■ Goal of the exercise:
Every record that follows should be output exactly as it is given.

##### Entries provided

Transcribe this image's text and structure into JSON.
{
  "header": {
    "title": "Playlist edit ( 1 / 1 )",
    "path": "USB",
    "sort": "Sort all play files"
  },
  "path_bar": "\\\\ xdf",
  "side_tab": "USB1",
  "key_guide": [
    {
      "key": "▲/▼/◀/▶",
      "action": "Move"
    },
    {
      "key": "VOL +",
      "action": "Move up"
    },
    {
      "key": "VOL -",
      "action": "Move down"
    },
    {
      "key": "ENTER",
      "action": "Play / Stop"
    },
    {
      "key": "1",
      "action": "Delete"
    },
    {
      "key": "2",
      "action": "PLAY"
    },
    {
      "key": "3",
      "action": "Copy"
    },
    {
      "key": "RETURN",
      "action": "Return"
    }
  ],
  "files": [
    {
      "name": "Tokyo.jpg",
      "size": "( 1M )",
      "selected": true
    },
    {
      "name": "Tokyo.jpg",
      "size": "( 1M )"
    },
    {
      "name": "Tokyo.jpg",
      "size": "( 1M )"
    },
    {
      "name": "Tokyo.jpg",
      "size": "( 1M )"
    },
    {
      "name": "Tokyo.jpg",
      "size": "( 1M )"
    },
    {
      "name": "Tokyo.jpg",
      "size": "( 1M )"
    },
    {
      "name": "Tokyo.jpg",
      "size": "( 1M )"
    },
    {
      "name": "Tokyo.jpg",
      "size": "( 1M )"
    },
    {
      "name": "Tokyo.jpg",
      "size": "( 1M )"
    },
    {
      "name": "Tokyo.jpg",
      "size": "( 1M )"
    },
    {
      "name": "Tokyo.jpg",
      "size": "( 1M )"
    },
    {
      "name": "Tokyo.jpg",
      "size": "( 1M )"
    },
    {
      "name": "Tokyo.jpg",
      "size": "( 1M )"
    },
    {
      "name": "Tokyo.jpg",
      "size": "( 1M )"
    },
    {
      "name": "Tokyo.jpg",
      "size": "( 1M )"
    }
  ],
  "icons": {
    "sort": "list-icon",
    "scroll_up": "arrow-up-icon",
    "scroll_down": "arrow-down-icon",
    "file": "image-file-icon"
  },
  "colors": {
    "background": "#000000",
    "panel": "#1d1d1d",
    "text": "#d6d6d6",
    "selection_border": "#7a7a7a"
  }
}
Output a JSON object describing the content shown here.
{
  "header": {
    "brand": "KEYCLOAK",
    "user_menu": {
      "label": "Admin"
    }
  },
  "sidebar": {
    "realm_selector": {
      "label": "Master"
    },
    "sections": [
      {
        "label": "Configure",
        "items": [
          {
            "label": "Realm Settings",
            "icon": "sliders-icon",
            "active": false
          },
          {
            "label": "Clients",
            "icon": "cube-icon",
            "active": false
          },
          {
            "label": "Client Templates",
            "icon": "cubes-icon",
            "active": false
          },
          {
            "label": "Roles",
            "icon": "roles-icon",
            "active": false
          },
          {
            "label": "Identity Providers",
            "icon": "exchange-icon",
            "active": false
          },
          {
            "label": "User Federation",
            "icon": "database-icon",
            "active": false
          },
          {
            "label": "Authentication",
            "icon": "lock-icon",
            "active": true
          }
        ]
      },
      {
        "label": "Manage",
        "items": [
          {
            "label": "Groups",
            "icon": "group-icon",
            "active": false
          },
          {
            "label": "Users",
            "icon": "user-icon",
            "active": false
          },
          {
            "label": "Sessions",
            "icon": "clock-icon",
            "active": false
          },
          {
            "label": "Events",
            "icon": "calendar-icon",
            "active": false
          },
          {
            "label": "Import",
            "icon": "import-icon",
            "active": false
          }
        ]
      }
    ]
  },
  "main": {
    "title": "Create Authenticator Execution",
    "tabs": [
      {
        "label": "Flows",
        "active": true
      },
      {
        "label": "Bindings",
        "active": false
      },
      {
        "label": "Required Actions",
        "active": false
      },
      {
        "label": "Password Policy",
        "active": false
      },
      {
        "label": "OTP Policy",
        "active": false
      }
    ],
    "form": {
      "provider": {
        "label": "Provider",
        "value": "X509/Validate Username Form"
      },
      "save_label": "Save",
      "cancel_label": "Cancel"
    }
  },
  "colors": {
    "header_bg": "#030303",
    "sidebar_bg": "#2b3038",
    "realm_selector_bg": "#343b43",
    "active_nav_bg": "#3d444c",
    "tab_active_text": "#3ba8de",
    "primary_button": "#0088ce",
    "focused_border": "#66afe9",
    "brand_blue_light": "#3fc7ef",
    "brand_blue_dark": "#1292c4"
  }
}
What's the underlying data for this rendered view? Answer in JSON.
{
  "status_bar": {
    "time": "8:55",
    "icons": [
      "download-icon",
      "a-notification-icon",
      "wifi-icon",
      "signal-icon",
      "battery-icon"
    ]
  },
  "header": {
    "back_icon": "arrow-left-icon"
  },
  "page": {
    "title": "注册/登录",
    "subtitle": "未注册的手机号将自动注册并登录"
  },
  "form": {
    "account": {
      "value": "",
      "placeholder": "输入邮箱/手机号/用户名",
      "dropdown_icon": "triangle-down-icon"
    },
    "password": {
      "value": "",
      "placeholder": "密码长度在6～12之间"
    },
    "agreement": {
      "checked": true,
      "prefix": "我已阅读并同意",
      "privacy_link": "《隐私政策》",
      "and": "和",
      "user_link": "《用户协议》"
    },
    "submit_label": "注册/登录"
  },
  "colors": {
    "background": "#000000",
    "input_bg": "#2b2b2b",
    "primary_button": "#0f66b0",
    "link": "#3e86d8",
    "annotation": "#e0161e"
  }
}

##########

■ Task answer:
Transcribe this image's text and structure into JSON.
{
  "header": {
    "title": "Playlist edit ( 1 / 1 )",
    "path": "USB",
    "sort": "Sort all play files"
  },
  "path_bar": "\\\\ xdf",
  "side_tab": "USB1",
  "key_guide": [
    {
      "key": "▲/▼/◀/▶",
      "action": "Move"
    },
    {
      "key": "VOL +",
      "action": "Move up"
    },
    {
      "key": "VOL -",
      "action": "Move down"
    },
    {
      "key": "ENTER",
      "action": "Play / Stop"
    },
    {
      "key": "1",
      "action": "Delete"
    },
    {
      "key": "2",
      "action": "PLAY"
    },
    {
      "key": "3",
      "action": "Copy"
    },
    {
      "key": "RETURN",
      "action": "Return"
    }
  ],
  "files": [
    {
      "name": "Tokyo.jpg",
      "size": "( 1M )",
      "selected": true
    },
    {
      "name": "Tokyo.jpg",
      "size": "( 1M )"
    },
    {
      "name": "Tokyo.jpg",
      "size": "( 1M )"
    },
    {
      "name": "Tokyo.jpg",
      "size": "( 1M )"
    },
    {
      "name": "Tokyo.jpg",
      "size": "( 1M )"
    },
    {
      "name": "Tokyo.jpg",
      "size": "( 1M )"
    },
    {
      "name": "Tokyo.jpg",
      "size": "( 1M )"
    },
    {
      "name": "Tokyo.jpg",
      "size": "( 1M )"
    },
    {
      "name": "Tokyo.jpg",
      "size": "( 1M )"
    },
    {
      "name": "Tokyo.jpg",
      "size": "( 1M )"
    },
    {
      "name": "Tokyo.jpg",
      "size": "( 1M )"
    },
    {
      "name": "Tokyo.jpg",
      "size": "( 1M )"
    },
    {
      "name": "Tokyo.jpg",
      "size": "( 1M )"
    },
    {
      "name": "Tokyo.jpg",
      "size": "( 1M )"
    },
    {
      "name": "Tokyo.jpg",
      "size": "( 1M )"
    }
  ],
  "icons": {
    "sort": "list-icon",
    "scroll_up": "arrow-up-icon",
    "scroll_down": "arrow-down-icon",
    "file": "image-file-icon"
  },
  "colors": {
    "background": "#000000",
    "panel": "#1d1d1d",
    "text": "#d6d6d6",
    "selection_border": "#7a7a7a"
  }
}
Output a JSON object describing the content shown here.
{
  "header": {
    "brand": "KEYCLOAK",
    "user_menu": {
      "label": "Admin"
    }
  },
  "sidebar": {
    "realm_selector": {
      "label": "Master"
    },
    "sections": [
      {
        "label": "Configure",
        "items": [
          {
            "label": "Realm Settings",
            "icon": "sliders-icon",
            "active": false
          },
          {
            "label": "Clients",
            "icon": "cube-icon",
            "active": false
          },
          {
            "label": "Client Templates",
            "icon": "cubes-icon",
            "active": false
          },
          {
            "label": "Roles",
            "icon": "roles-icon",
            "active": false
          },
          {
            "label": "Identity Providers",
            "icon": "exchange-icon",
            "active": false
          },
          {
            "label": "User Federation",
            "icon": "database-icon",
            "active": false
          },
          {
            "label": "Authentication",
            "icon": "lock-icon",
            "active": true
          }
        ]
      },
      {
        "label": "Manage",
        "items": [
          {
            "label": "Groups",
            "icon": "group-icon",
            "active": false
          },
          {
            "label": "Users",
            "icon": "user-icon",
            "active": false
          },
          {
            "label": "Sessions",
            "icon": "clock-icon",
            "active": false
          },
          {
            "label": "Events",
            "icon": "calendar-icon",
            "active": false
          },
          {
            "label": "Import",
            "icon": "import-icon",
            "active": false
          }
        ]
      }
    ]
  },
  "main": {
    "title": "Create Authenticator Execution",
    "tabs": [
      {
        "label": "Flows",
        "active": true
      },
      {
        "label": "Bindings",
        "active": false
      },
      {
        "label": "Required Actions",
        "active": false
      },
      {
        "label": "Password Policy",
        "active": false
      },
      {
        "label": "OTP Policy",
        "active": false
      }
    ],
    "form": {
      "provider": {
        "label": "Provider",
        "value": "X509/Validate Username Form"
      },
      "save_label": "Save",
      "cancel_label": "Cancel"
    }
  },
  "colors": {
    "header_bg": "#030303",
    "sidebar_bg": "#2b3038",
    "realm_selector_bg": "#343b43",
    "active_nav_bg": "#3d444c",
    "tab_active_text": "#3ba8de",
    "primary_button": "#0088ce",
    "focused_border": "#66afe9",
    "brand_blue_light": "#3fc7ef",
    "brand_blue_dark": "#1292c4"
  }
}
What's the underlying data for this rendered view? Answer in JSON.
{
  "status_bar": {
    "time": "8:55",
    "icons": [
      "download-icon",
      "a-notification-icon",
      "wifi-icon",
      "signal-icon",
      "battery-icon"
    ]
  },
  "header": {
    "back_icon": "arrow-left-icon"
  },
  "page": {
    "title": "注册/登录",
    "subtitle": "未注册的手机号将自动注册并登录"
  },
  "form": {
    "account": {
      "value": "",
      "placeholder": "输入邮箱/手机号/用户名",
      "dropdown_icon": "triangle-down-icon"
    },
    "password": {
      "value": "",
      "placeholder": "密码长度在6～12之间"
    },
    "agreement": {
      "checked": true,
      "prefix": "我已阅读并同意",
      "privacy_link": "《隐私政策》",
      "and": "和",
      "user_link": "《用户协议》"
    },
    "submit_label": "注册/登录"
  },
  "colors": {
    "background": "#000000",
    "input_bg": "#2b2b2b",
    "primary_button": "#0f66b0",
    "link": "#3e86d8",
    "annotation": "#e0161e"
  }
}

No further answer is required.